Drawing from findings in a lileraI me search and from a study conducted in the South Bronx. Heacock highlights several significant factors:
* black males are overrepresented in the overall increase in young adult suicide.
* the incidence of suicide is much lower in the black female population than in any other racial group, and
* hispanic females have the highest suicide attempt rate of any ethnic minority group.
He also addresses the multiple psychosocial factors that put poor black and Hispanic youngsters at risk and calls for targeting adolescents with specific problems (eg. depression, acting-out behaviors, substance abuse) in research studies and intensive service programs.
Pfeffers topic, treatment of suicidal behavior, is certainly applicable to adolescents across cultures. Treatment is discussed in terms of criteria for hospitalization, intervention planning, and specific treatment. Emphasis is given to the need lor a multifocal approach in order to address specific risk factors. Three specific types of treatment formats are underscored as most potent in limiting suicidal behavior: psyehotherapeutic-cognitive approach, environmental-stabilizing, and psychopharmacotherapy. Pfeffer cautions against polypharmacy and recommends repeated assessments during medication trials.
It is regrettable, to say the least, that most youngsters in need lack access to quality clinical services. As Heacock points out, segments of the population in the community in which he practices do not make use of the services available. On the other hand, limited funding creates barriers to service for many. These matters must be addressed as we pursue our work as advocates for children and youth, as clinicians, and as researchers.
1. Evans C. Farberow NL. The Encyclopedia of Suicide. New York. NY: Facts on File: 1988.
2. Capuzzi D. Golden Z. Preventing Ado leseen A Snidile. Muncie, Inch Accelerated Development Ine: 1988.
5. Coleman L. Suicide Clusters. Boston. Mass: Faber & Pdber; 1987.
4. Crow GA. Craw I.I. Crisis Inten-ention and Suicide Prevention: Working with Children and Adolescents. Springfield. Ill: CC Thomas: 1987.
5. Griffin MK. relsenthal C. A Cry for Help. Garden City. NY: Doubleday: 198").
6. Husain SA. Vandiver S. Suicide in Children and Adolescents. New York. NY: SI' Medical & Scientific Books; 1484.
7. Kierman CL. Suicide and Depression Among Adolescents and Young Ailults. Washington. I)C: American Psvchiatric Cress: 1 98b.
8. Orbach I. Children Who Don't Want to Live: Understanding and Treating the Suicidal Child. San Francisco. Calif: Jossey-Bass; 1988.
4. Pfeffer CR. The Suicidal Child. New York.
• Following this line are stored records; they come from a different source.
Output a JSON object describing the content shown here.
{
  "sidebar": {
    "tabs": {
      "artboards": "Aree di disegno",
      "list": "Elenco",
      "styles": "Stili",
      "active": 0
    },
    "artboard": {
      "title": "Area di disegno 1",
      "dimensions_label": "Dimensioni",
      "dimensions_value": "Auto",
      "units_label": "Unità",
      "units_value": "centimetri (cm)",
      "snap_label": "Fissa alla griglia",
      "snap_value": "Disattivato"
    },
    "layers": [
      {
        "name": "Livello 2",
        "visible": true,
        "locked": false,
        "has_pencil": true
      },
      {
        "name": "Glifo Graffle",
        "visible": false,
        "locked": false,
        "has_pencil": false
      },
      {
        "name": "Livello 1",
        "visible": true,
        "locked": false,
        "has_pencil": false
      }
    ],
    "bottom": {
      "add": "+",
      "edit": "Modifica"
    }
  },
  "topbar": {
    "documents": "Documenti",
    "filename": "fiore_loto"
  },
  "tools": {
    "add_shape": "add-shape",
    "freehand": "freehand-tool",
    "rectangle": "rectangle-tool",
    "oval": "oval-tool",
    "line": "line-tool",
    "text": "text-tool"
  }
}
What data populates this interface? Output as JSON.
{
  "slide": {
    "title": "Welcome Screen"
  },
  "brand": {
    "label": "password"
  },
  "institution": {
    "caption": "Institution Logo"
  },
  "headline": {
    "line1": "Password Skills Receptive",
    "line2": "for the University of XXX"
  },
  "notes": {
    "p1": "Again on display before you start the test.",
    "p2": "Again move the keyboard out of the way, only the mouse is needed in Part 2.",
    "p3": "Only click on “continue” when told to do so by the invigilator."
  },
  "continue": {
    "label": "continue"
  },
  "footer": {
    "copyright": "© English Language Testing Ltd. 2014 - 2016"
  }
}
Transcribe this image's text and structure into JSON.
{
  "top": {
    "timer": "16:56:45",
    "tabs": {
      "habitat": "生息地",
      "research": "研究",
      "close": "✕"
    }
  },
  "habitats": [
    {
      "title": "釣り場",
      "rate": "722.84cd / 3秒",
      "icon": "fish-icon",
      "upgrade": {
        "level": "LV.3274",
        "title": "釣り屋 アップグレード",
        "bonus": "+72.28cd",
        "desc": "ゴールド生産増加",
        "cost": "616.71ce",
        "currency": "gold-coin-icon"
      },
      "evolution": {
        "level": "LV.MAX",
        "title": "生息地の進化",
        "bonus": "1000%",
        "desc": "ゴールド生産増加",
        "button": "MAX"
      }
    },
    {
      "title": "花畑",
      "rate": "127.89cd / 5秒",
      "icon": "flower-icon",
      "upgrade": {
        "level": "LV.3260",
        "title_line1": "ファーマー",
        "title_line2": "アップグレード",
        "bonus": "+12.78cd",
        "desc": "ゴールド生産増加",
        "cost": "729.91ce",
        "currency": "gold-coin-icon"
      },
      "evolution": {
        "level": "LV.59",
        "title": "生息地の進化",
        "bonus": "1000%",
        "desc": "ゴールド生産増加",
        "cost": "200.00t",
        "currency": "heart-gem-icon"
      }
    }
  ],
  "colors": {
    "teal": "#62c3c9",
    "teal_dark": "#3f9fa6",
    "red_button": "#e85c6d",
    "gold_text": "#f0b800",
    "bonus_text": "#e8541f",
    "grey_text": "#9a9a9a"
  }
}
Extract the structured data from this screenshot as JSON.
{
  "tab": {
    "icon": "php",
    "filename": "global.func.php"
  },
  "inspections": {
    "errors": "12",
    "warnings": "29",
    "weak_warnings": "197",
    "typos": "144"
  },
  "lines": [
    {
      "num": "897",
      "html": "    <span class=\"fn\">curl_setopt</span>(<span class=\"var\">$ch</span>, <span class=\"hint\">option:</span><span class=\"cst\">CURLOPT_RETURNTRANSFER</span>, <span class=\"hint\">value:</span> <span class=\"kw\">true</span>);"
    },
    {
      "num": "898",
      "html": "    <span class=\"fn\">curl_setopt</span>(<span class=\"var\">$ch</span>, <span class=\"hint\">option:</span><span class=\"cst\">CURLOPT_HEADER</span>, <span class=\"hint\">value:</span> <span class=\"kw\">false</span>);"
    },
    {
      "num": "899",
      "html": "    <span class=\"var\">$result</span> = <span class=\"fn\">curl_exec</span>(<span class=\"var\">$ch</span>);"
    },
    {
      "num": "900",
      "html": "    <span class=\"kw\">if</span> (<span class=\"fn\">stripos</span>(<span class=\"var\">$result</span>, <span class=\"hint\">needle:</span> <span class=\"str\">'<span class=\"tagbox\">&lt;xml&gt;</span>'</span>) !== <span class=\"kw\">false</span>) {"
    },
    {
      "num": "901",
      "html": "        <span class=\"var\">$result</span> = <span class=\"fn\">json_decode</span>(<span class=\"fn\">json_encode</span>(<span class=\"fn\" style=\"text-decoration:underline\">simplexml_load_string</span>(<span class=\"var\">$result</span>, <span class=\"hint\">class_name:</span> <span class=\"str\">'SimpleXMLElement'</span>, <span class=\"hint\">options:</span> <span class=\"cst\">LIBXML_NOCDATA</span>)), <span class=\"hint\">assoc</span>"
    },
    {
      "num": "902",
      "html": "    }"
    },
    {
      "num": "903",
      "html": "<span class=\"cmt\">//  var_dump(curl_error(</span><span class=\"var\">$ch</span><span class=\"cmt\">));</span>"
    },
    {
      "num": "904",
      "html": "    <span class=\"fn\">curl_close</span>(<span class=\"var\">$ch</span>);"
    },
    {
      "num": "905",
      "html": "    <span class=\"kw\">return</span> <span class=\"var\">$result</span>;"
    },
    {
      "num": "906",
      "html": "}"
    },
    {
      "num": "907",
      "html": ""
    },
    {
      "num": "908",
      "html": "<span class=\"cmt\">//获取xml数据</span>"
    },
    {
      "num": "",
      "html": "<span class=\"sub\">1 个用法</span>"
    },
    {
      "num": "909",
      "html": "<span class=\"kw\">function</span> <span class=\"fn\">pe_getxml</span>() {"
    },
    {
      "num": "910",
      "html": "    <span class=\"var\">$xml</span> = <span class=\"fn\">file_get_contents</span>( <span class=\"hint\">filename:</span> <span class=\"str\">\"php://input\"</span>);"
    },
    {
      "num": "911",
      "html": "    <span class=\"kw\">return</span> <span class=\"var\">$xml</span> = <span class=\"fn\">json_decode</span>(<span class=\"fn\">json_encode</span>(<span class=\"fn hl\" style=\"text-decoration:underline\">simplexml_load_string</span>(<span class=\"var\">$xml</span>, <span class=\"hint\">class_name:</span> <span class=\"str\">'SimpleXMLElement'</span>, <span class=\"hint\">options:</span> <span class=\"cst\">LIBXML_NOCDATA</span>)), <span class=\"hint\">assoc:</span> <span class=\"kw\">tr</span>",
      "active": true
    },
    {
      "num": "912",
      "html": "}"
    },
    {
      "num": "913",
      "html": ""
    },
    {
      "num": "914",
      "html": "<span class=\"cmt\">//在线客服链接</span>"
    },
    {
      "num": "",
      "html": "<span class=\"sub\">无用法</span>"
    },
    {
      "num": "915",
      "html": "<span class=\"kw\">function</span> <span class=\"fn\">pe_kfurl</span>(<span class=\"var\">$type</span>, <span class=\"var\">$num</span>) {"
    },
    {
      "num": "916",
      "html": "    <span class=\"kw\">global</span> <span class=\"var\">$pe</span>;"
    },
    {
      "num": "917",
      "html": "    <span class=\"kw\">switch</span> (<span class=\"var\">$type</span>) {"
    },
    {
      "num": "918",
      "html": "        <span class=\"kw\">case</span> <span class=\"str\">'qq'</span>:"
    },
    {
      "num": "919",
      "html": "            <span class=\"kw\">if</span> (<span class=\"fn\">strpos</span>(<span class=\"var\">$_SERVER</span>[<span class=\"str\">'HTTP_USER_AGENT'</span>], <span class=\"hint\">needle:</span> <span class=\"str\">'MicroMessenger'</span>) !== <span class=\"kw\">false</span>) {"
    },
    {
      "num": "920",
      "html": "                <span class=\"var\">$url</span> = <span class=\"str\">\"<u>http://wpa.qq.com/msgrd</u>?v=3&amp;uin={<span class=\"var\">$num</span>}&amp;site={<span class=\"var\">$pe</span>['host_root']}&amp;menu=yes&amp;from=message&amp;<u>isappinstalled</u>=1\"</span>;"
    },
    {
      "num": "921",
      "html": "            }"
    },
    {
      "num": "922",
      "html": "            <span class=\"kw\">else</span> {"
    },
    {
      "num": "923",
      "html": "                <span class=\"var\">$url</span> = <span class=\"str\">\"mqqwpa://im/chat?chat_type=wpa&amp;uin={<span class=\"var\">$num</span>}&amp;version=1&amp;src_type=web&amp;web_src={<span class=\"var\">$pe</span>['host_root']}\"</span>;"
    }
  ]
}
NY: Guilford Press: 1 48b.
10. Pfeffer CR. Suicide Among Youth: Perspectives on Risk and Prevention. Washington. DC: American Psvchiatric Press: 1 988.
11. Sudak HS. Ford AB. Rushforth NR. eds. Suicide in the Young. Stoncham. Mass: Butterworth; 1984.